Go over the listing below line by line, and return each one holding the string "transform".

::::

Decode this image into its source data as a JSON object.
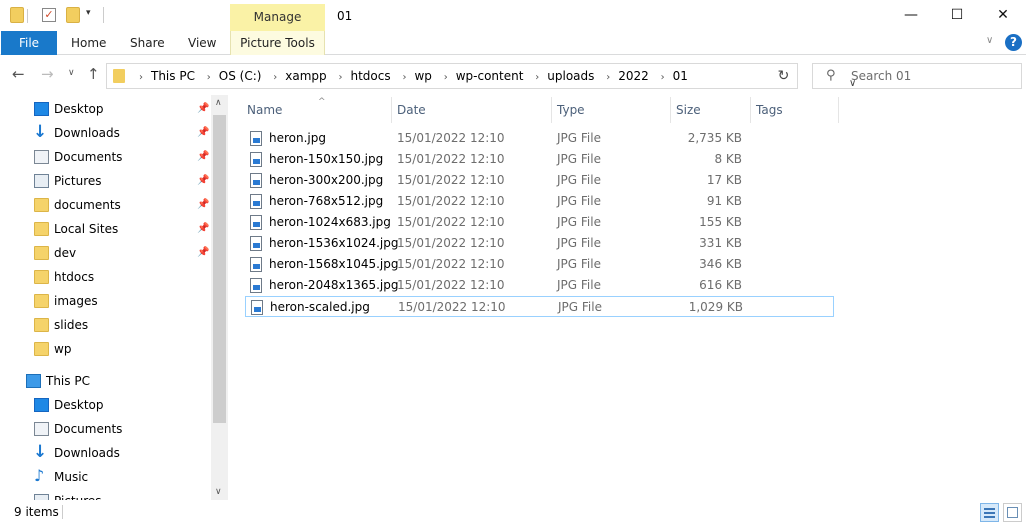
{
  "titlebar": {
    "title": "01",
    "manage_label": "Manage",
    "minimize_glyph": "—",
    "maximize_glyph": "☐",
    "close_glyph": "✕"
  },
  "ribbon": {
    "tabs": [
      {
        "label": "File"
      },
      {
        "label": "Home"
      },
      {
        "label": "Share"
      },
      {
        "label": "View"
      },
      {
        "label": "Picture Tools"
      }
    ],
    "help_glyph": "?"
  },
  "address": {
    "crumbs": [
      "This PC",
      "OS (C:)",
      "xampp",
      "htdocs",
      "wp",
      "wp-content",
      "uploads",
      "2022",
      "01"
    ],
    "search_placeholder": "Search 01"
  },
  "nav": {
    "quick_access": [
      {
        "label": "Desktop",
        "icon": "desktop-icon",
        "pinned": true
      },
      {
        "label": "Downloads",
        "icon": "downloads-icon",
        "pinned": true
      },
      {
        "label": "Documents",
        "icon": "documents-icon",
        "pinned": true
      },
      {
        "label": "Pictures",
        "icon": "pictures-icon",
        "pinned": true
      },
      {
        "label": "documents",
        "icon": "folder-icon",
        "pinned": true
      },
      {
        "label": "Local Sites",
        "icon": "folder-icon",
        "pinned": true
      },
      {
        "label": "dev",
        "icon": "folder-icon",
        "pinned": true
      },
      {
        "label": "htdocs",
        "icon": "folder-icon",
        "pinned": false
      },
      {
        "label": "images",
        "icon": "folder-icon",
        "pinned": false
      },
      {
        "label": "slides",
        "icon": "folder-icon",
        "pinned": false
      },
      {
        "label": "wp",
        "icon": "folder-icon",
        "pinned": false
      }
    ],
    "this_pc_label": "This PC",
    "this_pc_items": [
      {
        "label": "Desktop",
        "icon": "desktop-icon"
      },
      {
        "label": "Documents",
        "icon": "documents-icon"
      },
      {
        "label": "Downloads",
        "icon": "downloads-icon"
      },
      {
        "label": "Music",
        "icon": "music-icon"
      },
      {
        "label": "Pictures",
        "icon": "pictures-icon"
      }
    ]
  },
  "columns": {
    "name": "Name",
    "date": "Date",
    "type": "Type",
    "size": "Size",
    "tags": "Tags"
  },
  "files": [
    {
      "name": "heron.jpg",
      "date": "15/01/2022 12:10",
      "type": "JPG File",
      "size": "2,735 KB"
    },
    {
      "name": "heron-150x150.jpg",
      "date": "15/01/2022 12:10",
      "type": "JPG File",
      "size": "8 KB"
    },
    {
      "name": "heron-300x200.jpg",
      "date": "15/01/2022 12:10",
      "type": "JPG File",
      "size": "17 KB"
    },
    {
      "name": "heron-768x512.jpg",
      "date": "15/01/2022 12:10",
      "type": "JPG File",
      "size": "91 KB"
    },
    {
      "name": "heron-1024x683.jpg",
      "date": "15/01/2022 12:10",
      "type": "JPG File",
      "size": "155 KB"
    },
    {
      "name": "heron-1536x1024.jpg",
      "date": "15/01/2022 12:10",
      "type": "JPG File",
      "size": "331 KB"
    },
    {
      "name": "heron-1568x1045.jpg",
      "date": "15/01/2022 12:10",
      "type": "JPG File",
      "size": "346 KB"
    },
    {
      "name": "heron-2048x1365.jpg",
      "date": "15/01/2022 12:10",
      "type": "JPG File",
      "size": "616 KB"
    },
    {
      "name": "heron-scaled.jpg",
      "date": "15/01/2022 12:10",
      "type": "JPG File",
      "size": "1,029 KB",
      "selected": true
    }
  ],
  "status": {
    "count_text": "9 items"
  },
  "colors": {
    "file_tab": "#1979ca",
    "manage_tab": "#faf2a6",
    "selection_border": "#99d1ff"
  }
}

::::

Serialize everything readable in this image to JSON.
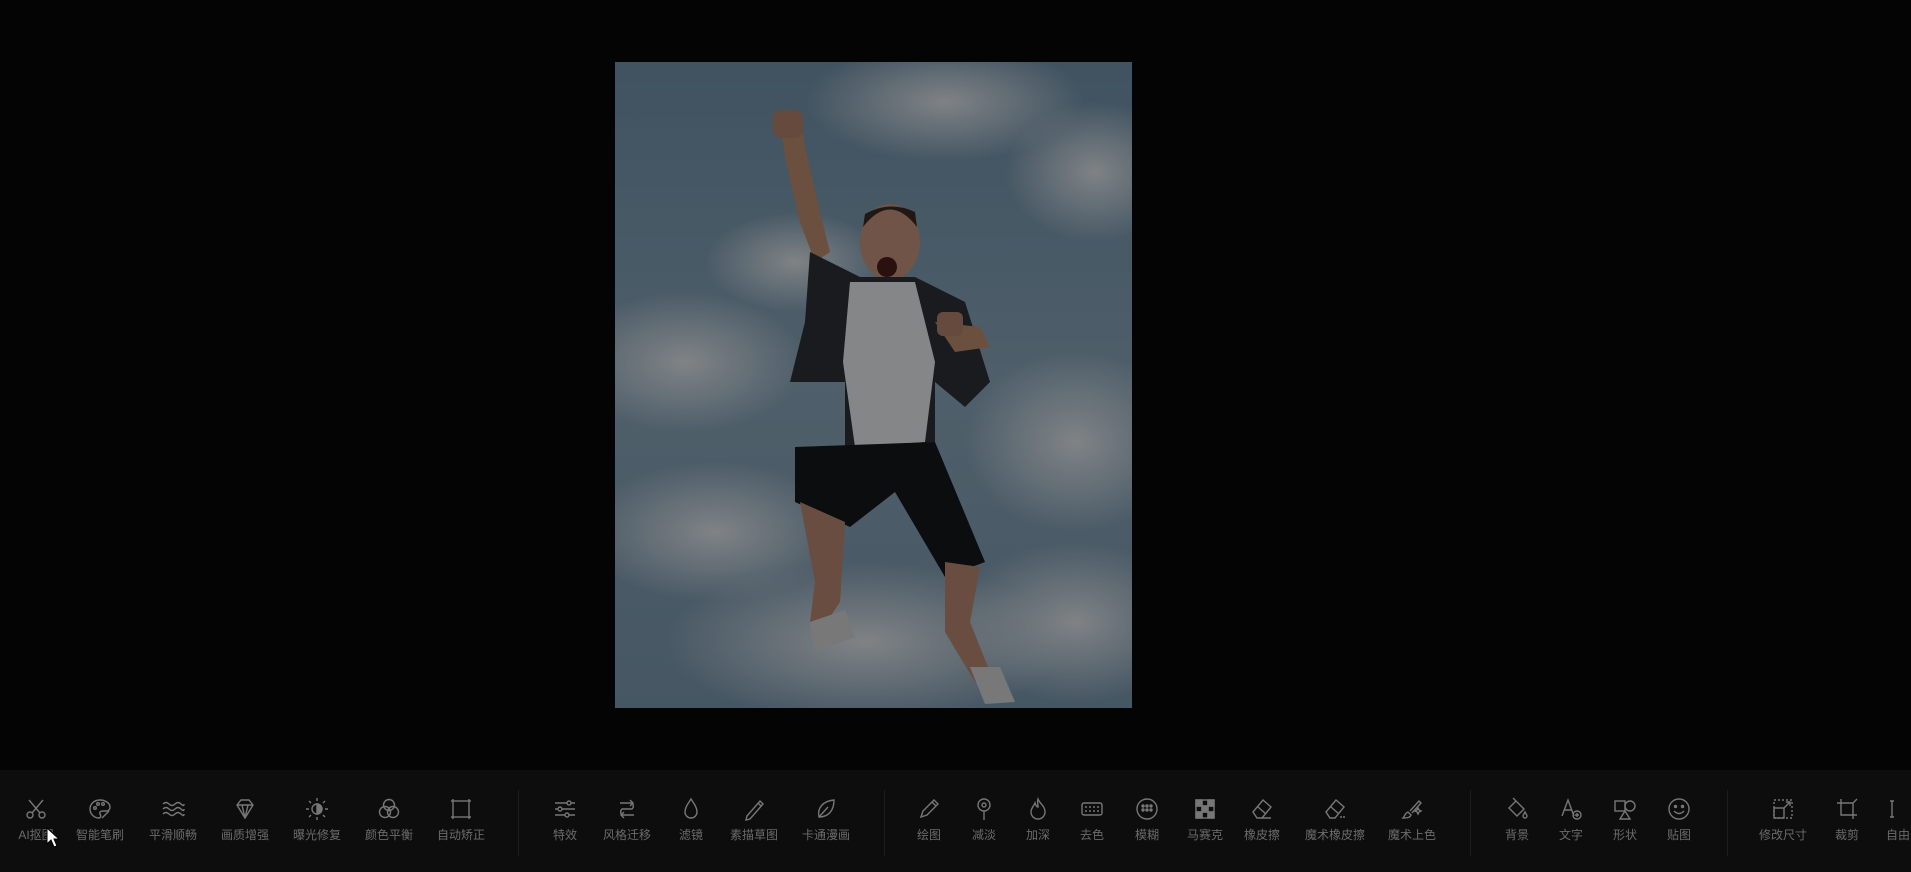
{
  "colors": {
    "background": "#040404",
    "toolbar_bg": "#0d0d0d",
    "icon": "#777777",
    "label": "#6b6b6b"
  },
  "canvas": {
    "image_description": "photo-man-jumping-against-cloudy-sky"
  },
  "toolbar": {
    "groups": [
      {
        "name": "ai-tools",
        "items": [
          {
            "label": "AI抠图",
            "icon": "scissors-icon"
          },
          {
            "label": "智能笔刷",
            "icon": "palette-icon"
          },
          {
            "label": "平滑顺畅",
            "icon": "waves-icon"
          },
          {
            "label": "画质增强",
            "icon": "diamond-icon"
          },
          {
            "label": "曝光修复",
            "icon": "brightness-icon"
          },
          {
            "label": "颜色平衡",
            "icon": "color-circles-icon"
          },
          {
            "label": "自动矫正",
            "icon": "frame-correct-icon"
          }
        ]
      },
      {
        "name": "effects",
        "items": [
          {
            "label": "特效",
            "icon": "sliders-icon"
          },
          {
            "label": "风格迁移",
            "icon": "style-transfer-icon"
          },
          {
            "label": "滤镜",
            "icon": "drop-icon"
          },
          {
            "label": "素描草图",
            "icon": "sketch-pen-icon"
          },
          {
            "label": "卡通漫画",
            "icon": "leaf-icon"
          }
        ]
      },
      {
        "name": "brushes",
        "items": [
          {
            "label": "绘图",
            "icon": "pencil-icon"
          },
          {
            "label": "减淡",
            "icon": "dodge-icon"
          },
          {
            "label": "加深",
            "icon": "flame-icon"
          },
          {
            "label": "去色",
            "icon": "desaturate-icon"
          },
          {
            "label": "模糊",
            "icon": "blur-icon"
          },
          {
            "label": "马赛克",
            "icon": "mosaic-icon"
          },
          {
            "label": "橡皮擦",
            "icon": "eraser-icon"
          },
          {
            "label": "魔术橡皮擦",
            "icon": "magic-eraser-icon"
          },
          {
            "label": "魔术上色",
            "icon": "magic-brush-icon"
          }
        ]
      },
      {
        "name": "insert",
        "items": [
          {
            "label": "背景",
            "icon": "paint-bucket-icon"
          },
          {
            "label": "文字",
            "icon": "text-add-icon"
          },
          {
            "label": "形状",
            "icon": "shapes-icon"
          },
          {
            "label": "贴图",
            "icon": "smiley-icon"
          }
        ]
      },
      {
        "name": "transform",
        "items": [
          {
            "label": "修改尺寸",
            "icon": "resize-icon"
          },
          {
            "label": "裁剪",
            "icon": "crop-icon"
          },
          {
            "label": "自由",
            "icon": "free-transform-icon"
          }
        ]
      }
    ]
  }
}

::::

:: Output for this exercise ::
        "name": "transform",
            "icon": "free-transform-icon"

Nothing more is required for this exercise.